Environment and Health
When you strip off the rhetoric and the partisan politics and remove the fear factor, the health-care legislation working its way to President Barack Obama’s desk is, for most Americans, the healthiest medicine ever offered. Sure, there are missing pieces and probably things that should not be there. Instead of trying to produce perfect reform legislation, which has failed in the past, the Democrats in Congress, under pressure from Obama, have made a good start.
There’s international scientific agreement that emissions generated by humans are, in fact, warming the planet. So just as a journalist has no need to quote a “scientist” claiming the Earth is flat, journalists have no professional obligation to present the views of scientists who deny that global warming gases, produced by humans, are warming the planet—unless the skeptics have new and credible evidence to back them up.
It’s worth $11 billion-worth a year–our bottled-water industry, dominated by such giants as Nestlé and Coca-Cola. But wait, shriek industry PR flacks, our product is pure goodness, not pollution. What are you talking about?!

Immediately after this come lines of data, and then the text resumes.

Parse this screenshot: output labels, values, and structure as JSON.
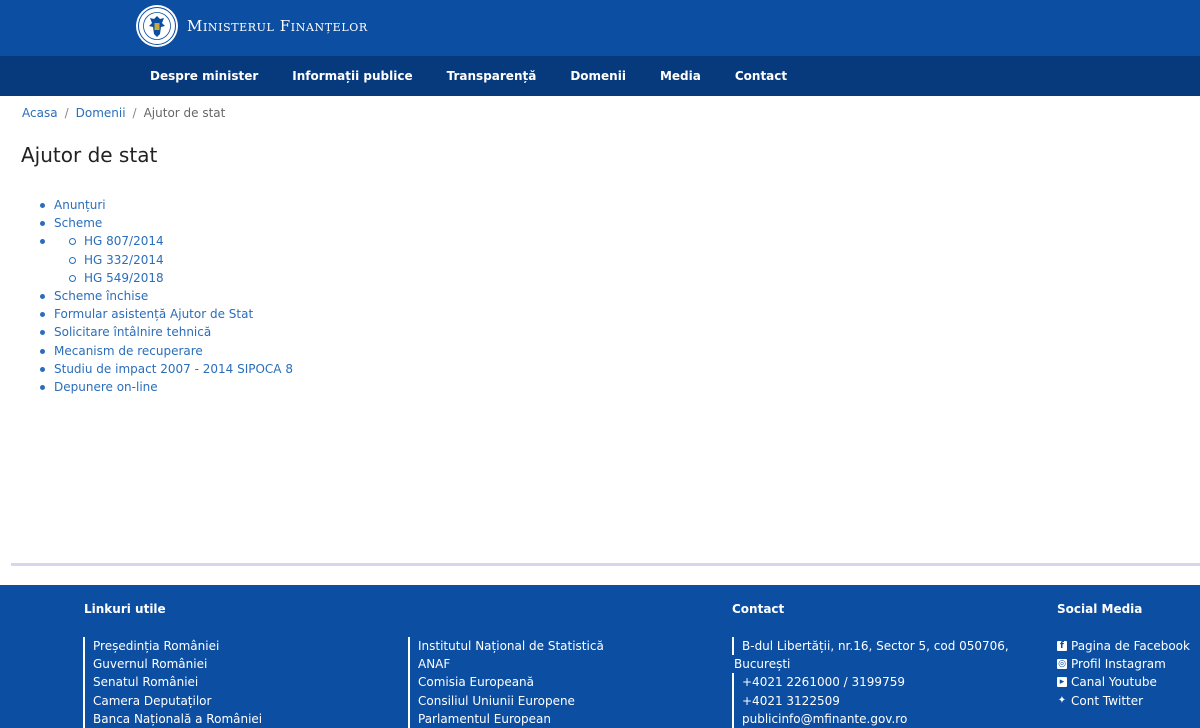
{
  "header": {
    "title": "Ministerul Finanțelor"
  },
  "nav": [
    "Despre minister",
    "Informații publice",
    "Transparență",
    "Domenii",
    "Media",
    "Contact"
  ],
  "breadcrumb": {
    "home": "Acasa",
    "section": "Domenii",
    "current": "Ajutor de stat"
  },
  "page": {
    "title": "Ajutor de stat"
  },
  "links": {
    "anunturi": "Anunțuri",
    "scheme": "Scheme",
    "scheme_sub": [
      "HG 807/2014",
      "HG 332/2014",
      "HG 549/2018"
    ],
    "rest": [
      "Scheme închise",
      "Formular asistență Ajutor de Stat",
      "Solicitare întâlnire tehnică",
      "Mecanism de recuperare",
      "Studiu de impact 2007 - 2014 SIPOCA 8",
      "Depunere on-line"
    ]
  },
  "footer": {
    "useful_title": "Linkuri utile",
    "useful_col1": [
      "Președinția României",
      "Guvernul României",
      "Senatul României",
      "Camera Deputaților",
      "Banca Națională a României"
    ],
    "useful_col2": [
      "Institutul Național de Statistică",
      "ANAF",
      "Comisia Europeană",
      "Consiliul Uniunii Europene",
      "Parlamentul European"
    ],
    "contact_title": "Contact",
    "contact": [
      "B-dul Libertății, nr.16, Sector 5, cod 050706,",
      "București",
      "+4021 2261000 / 3199759",
      "+4021 3122509",
      "publicinfo@mfinante.gov.ro"
    ],
    "social_title": "Social Media",
    "social": [
      {
        "icon": "facebook-icon",
        "label": "Pagina de Facebook"
      },
      {
        "icon": "instagram-icon",
        "label": "Profil Instagram"
      },
      {
        "icon": "youtube-icon",
        "label": "Canal Youtube"
      },
      {
        "icon": "twitter-icon",
        "label": "Cont Twitter"
      }
    ]
  }
}
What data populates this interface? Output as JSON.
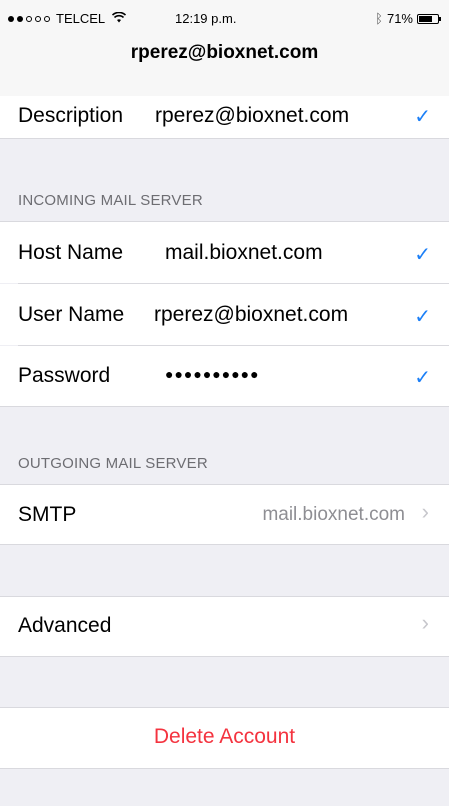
{
  "status_bar": {
    "signal_full": 2,
    "signal_empty": 3,
    "carrier": "TELCEL",
    "wifi_icon": "wifi-icon",
    "time": "12:19 p.m.",
    "bluetooth_icon": "bluetooth-icon",
    "battery_text": "71%",
    "battery_level": 0.71
  },
  "nav": {
    "title": "rperez@bioxnet.com"
  },
  "account": {
    "description_label": "Description",
    "description_value": "rperez@bioxnet.com"
  },
  "incoming": {
    "header": "INCOMING MAIL SERVER",
    "host_label": "Host Name",
    "host_value": "mail.bioxnet.com",
    "user_label": "User Name",
    "user_value": "rperez@bioxnet.com",
    "password_label": "Password",
    "password_value": "●●●●●●●●●●"
  },
  "outgoing": {
    "header": "OUTGOING MAIL SERVER",
    "smtp_label": "SMTP",
    "smtp_value": "mail.bioxnet.com"
  },
  "advanced_label": "Advanced",
  "delete_label": "Delete Account",
  "colors": {
    "accent": "#1b7ff7",
    "destructive": "#f4333f",
    "background": "#efeff4"
  },
  "icons": {
    "check": "✓",
    "chevron": "›"
  }
}
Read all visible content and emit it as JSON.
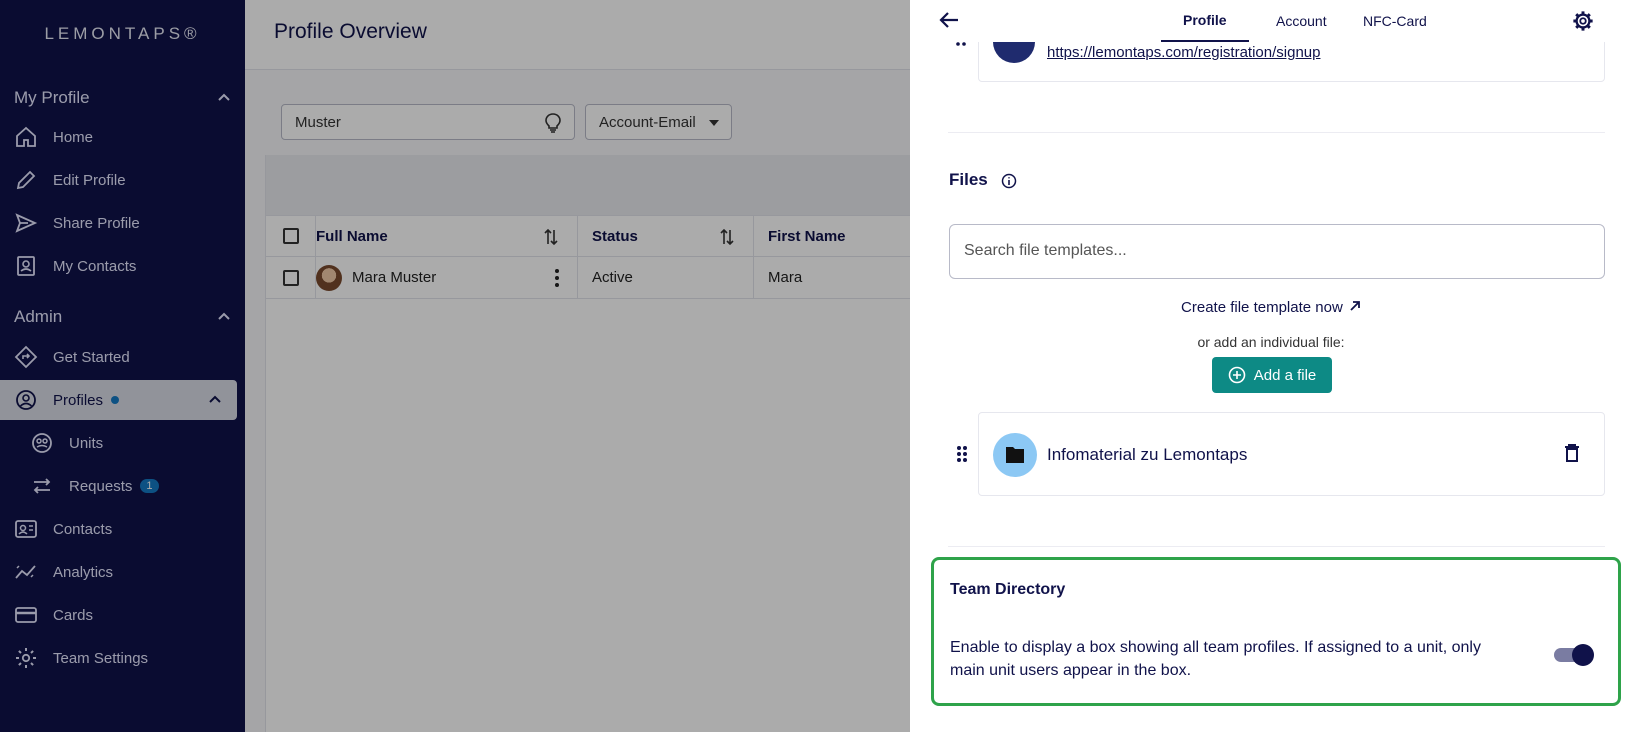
{
  "sidebar": {
    "logo": "LEMONTAPS®",
    "my_profile_heading": "My Profile",
    "my_profile_items": [
      "Home",
      "Edit Profile",
      "Share Profile",
      "My Contacts"
    ],
    "admin_heading": "Admin",
    "get_started": "Get Started",
    "profiles": "Profiles",
    "units": "Units",
    "requests": "Requests",
    "requests_count": "1",
    "contacts": "Contacts",
    "analytics": "Analytics",
    "cards": "Cards",
    "team_settings": "Team Settings"
  },
  "main": {
    "page_title": "Profile Overview",
    "search_value": "Muster",
    "filter_select": "Account-Email",
    "columns": [
      "Full Name",
      "Status",
      "First Name"
    ],
    "rows": [
      {
        "full_name": "Mara Muster",
        "status": "Active",
        "first_name": "Mara"
      }
    ]
  },
  "drawer": {
    "tabs": [
      "Profile",
      "Account",
      "NFC-Card"
    ],
    "active_tab": "Profile",
    "link_url": "https://lemontaps.com/registration/signup",
    "files_title": "Files",
    "file_search_placeholder": "Search file templates...",
    "create_template_link": "Create file template now",
    "or_add_text": "or add an individual file:",
    "add_file_button": "Add a file",
    "file_item_name": "Infomaterial zu Lemontaps",
    "team_directory_title": "Team Directory",
    "team_directory_desc": "Enable to display a box showing all team profiles. If assigned to a unit, only main unit users appear in the box.",
    "team_directory_enabled": true
  },
  "colors": {
    "sidebar_bg": "#10124a",
    "accent_teal": "#0d8a85",
    "highlight_green": "#2ea34a",
    "badge_blue": "#1479c4"
  }
}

Good riddance to 2009: the recession, the Wall Street bailouts, the main street misery, and most of all the so-called health-care “debate.” Now that the debacle is mostly over, for better or worse, we’d best turn our attention to the one factor driving up health-care costs in this country that hasn’t even been mentioned—the lack of paid sick leave.
It’s hard to believe but there was a time when there was hardly a town or village that didn’t support some sort of baseball team, be it minor league, semi-professional or amateur. Baseball players were national heroes. The World Series was a big deal. For six months of the year the sport dominated the water-cooler-lunch-room chitchat. No more. Now it’s football, football, football.

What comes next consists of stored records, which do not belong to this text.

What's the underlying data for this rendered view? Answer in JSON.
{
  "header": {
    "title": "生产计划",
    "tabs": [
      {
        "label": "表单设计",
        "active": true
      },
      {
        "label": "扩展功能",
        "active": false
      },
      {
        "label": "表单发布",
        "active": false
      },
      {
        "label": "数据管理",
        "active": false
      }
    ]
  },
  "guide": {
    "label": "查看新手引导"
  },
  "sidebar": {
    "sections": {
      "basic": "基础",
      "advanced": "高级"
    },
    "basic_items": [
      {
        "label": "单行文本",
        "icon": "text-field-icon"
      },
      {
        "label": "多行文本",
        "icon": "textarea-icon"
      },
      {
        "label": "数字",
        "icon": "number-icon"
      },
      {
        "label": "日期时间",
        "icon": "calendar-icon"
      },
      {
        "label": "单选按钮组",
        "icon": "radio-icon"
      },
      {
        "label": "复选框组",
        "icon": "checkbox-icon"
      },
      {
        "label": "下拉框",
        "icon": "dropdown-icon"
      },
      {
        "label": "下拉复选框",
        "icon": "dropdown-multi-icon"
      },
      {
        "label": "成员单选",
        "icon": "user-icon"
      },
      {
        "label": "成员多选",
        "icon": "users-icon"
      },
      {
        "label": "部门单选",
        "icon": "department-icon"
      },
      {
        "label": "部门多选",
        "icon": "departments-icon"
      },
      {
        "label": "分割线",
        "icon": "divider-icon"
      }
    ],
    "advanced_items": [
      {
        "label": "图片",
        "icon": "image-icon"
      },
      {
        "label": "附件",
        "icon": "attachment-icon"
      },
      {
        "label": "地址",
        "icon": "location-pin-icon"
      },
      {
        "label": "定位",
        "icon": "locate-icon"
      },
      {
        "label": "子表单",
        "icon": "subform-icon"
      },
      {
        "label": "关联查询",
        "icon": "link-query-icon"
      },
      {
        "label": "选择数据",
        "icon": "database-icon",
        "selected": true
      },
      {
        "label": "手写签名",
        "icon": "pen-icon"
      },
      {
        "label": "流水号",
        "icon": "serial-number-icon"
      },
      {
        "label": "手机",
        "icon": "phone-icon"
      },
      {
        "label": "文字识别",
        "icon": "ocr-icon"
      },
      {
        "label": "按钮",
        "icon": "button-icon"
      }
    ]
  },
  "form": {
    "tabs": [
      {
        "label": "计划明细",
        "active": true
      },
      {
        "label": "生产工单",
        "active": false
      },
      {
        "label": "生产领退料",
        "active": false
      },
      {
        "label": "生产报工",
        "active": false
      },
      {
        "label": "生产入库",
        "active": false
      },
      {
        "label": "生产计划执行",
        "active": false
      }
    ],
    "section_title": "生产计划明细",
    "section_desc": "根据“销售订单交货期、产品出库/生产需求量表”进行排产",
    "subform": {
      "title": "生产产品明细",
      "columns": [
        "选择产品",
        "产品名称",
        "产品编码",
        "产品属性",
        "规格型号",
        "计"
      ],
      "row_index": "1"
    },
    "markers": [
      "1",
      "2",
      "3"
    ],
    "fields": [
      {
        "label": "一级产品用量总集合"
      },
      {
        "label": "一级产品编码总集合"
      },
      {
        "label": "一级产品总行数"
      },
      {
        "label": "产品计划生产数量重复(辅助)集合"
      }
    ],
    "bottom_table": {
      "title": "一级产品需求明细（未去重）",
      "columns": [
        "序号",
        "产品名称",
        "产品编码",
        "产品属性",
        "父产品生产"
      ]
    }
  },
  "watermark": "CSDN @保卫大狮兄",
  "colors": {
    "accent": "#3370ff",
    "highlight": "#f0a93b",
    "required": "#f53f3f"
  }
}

hether you listen to NPR or Rush Limbaugh, you’ve probably heard about climate change. And if you’ve heard about climate change, chances are you’ve also heard about “cap and trade.” It’s a scheme that tries to sell business-as-usual as a solution to global warming. Here’s how it works. The government puts a limit on how much greenhouse gas can be released in a year (the cap), and industries covered by the system are issued an equivalent number of emissions permits. As the cap is tightened each year, permits become scarcer and thus more valuable. The increasing value of the permits is supposed to encourage dirty industries to clean up their act fast, and sell their spare permits to the dinosaurs that didn’t innovate. That’s the trade.